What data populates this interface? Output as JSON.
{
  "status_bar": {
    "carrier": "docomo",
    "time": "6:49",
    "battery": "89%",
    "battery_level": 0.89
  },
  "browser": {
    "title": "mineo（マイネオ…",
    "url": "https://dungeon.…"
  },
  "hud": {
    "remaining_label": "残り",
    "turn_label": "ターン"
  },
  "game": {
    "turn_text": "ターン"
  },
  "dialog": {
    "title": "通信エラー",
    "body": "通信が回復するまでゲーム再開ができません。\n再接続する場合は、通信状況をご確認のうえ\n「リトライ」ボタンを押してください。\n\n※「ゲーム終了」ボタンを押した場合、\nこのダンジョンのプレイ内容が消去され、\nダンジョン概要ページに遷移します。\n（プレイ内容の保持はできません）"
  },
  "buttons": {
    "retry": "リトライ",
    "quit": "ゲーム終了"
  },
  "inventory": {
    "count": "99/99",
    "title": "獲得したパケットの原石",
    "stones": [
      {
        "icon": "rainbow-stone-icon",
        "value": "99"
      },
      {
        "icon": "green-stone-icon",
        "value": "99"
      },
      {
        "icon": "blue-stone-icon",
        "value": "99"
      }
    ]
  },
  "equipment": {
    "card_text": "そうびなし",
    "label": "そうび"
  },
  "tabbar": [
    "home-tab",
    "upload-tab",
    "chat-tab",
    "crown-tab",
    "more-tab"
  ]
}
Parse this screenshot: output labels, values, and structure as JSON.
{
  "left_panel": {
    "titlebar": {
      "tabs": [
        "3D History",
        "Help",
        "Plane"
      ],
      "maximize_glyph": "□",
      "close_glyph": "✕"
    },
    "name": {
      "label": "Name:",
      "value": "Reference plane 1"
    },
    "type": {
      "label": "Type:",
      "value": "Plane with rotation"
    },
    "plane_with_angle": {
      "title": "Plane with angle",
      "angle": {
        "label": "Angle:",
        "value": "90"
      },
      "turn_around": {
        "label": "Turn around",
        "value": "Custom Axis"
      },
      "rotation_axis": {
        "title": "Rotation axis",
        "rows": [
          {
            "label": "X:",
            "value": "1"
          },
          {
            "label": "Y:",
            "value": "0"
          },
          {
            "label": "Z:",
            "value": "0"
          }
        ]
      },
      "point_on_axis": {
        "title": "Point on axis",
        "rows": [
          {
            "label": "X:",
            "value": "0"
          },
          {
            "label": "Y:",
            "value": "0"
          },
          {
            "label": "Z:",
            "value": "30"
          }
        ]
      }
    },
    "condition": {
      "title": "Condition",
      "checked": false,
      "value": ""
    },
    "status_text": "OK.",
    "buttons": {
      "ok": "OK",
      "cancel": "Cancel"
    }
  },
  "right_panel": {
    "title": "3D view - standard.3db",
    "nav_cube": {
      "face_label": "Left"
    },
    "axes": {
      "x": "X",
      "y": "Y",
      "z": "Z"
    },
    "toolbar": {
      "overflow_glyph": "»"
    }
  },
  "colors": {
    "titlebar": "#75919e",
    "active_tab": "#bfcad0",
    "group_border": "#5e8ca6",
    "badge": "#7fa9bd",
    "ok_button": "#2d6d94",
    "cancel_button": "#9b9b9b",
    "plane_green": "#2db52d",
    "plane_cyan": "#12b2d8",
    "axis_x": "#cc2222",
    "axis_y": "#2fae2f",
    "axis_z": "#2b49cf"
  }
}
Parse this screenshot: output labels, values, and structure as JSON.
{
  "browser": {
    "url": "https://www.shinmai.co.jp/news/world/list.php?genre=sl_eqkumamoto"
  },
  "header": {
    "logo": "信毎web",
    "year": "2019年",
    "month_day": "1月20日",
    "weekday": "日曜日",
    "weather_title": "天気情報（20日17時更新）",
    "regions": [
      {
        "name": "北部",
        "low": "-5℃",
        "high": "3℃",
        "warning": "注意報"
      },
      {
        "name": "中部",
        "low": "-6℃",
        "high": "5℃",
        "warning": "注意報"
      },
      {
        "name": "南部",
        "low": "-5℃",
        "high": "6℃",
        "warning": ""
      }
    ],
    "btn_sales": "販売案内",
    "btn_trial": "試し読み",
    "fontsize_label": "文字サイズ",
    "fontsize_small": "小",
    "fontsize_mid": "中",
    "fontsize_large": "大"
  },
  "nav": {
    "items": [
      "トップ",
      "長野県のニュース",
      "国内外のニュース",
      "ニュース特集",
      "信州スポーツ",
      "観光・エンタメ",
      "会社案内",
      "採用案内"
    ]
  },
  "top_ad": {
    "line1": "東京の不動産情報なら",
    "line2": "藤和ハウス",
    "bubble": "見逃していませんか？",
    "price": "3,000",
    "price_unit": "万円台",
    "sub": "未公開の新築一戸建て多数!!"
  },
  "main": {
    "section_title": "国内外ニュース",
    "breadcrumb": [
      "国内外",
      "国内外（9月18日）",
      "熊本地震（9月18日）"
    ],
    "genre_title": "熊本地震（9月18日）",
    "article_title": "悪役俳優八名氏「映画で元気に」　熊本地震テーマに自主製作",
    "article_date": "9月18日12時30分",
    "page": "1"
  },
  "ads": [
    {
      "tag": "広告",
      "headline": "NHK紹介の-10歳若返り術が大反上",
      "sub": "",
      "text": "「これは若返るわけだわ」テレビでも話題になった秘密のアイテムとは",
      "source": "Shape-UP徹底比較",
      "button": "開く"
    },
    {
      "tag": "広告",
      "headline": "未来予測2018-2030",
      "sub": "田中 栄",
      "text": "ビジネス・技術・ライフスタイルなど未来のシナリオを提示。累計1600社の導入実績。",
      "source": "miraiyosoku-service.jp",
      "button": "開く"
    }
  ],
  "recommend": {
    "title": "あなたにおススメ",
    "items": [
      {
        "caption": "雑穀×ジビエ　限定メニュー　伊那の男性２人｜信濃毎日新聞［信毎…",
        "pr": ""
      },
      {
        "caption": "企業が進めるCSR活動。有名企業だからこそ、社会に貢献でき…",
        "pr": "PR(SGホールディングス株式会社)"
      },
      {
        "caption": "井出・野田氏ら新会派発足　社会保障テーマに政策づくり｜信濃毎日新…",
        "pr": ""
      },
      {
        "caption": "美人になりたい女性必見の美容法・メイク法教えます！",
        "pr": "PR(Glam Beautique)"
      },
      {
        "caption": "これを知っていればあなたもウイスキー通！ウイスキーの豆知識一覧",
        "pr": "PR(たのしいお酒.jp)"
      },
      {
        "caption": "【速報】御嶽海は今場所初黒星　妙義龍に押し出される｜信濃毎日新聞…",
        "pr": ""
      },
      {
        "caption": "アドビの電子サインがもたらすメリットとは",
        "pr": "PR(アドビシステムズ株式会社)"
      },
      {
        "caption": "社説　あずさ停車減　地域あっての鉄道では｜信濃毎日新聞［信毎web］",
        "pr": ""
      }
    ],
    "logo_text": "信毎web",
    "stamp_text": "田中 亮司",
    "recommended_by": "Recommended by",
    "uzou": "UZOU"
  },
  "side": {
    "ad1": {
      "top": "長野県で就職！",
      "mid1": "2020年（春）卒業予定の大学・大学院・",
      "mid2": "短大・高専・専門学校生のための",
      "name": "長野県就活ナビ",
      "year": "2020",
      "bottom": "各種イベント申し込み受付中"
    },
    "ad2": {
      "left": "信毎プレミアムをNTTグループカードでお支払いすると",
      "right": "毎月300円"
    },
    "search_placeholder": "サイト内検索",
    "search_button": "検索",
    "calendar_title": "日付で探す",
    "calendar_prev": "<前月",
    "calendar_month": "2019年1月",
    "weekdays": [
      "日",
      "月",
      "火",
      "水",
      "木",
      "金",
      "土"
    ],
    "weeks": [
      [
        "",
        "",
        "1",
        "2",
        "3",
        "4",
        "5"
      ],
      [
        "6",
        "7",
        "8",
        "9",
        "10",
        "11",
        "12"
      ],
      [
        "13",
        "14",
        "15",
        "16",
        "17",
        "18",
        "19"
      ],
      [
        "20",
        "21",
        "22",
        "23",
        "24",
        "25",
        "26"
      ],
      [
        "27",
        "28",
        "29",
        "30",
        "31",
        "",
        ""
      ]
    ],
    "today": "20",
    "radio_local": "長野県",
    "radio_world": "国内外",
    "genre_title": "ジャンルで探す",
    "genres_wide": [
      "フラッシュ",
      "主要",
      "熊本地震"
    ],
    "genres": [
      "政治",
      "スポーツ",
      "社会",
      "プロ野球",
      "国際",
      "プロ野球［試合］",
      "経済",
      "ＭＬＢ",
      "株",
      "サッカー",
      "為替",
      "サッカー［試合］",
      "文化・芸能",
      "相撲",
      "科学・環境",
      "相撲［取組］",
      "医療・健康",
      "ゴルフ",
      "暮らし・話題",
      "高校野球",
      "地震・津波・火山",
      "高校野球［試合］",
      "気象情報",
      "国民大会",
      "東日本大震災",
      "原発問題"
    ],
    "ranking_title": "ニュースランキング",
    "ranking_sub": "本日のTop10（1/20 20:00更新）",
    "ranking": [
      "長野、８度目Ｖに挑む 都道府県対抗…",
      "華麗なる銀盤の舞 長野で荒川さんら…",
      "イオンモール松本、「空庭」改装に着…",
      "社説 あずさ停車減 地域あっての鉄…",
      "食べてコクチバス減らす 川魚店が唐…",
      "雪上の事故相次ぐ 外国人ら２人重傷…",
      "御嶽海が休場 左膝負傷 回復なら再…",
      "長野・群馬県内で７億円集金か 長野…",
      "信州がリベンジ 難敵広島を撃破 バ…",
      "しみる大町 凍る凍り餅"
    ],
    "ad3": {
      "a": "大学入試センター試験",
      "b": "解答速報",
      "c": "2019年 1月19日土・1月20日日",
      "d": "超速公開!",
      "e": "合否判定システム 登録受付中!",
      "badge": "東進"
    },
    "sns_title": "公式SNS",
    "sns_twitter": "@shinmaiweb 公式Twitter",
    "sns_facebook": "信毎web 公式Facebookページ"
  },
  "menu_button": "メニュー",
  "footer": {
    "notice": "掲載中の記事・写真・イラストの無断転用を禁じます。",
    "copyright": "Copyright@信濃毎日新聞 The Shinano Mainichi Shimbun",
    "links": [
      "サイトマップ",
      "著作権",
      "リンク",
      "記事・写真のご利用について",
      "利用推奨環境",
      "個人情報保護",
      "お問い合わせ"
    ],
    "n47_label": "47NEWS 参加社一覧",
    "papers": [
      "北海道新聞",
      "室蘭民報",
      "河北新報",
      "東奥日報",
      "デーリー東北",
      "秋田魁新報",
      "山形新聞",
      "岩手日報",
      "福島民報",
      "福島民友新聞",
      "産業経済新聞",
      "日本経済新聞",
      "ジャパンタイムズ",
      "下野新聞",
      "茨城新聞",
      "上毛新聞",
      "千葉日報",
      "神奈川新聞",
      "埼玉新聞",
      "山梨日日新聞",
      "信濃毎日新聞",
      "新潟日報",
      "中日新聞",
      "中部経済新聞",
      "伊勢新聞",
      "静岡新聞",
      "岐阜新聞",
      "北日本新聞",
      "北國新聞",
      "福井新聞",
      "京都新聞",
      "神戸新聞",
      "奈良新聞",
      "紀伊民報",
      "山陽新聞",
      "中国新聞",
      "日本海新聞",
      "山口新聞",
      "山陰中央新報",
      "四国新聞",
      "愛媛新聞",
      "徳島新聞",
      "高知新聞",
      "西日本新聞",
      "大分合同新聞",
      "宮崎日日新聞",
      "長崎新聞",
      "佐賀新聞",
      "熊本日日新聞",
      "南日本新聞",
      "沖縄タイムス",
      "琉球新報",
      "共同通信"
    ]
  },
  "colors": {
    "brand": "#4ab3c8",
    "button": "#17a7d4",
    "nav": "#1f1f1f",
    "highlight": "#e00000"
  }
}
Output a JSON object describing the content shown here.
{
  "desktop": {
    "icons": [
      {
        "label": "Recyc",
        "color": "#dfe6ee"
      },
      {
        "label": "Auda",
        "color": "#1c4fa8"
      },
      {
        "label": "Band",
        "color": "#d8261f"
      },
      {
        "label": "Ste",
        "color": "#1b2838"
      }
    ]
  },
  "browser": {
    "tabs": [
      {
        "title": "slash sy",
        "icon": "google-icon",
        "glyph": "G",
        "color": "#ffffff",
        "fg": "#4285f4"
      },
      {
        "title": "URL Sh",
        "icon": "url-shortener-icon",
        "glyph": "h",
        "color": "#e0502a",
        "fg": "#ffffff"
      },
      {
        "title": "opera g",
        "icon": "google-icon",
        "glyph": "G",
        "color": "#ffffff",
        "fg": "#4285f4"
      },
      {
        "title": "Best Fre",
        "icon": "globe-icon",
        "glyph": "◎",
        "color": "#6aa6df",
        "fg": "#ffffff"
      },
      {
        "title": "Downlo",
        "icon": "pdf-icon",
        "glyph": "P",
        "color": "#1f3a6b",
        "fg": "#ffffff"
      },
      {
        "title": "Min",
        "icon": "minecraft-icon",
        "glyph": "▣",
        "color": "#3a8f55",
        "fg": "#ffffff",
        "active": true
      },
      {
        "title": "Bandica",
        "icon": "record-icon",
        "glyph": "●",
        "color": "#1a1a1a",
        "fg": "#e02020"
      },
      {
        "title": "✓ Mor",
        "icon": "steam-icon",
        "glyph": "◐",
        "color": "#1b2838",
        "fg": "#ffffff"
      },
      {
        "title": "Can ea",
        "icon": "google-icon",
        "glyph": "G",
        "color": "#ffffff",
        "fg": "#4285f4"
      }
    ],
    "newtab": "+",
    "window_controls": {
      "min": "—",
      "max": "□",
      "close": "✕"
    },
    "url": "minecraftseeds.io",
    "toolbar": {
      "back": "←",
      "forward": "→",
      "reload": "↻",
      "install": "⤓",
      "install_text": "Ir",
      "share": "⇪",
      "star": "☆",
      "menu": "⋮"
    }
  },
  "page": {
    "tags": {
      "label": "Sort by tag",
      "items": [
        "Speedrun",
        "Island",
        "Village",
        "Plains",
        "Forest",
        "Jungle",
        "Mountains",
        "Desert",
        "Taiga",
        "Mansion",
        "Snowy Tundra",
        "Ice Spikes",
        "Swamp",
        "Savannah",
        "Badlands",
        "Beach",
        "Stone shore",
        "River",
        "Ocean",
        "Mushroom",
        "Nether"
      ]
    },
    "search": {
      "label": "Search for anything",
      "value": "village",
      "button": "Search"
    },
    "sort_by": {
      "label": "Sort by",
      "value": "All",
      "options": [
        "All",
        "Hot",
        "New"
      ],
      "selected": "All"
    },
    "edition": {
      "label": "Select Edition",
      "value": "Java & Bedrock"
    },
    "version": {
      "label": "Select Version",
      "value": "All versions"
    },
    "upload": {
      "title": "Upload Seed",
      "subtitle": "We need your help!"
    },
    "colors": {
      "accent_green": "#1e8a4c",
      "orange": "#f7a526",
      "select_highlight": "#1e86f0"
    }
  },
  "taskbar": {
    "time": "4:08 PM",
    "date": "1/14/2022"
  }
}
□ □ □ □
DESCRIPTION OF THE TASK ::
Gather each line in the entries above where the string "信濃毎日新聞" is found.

ANSWER SPACE ::
        "caption": "雑穀×ジビエ　限定メニュー　伊那の男性２人｜信濃毎日新聞［信毎…",
        "caption": "【速報】御嶽海は今場所初黒星　妙義龍に押し出される｜信濃毎日新聞…",
        "caption": "社説　あずさ停車減　地域あっての鉄道では｜信濃毎日新聞［信毎web］",
    "copyright": "Copyright@信濃毎日新聞 The Shinano Mainichi Shimbun",
      "信濃毎日新聞",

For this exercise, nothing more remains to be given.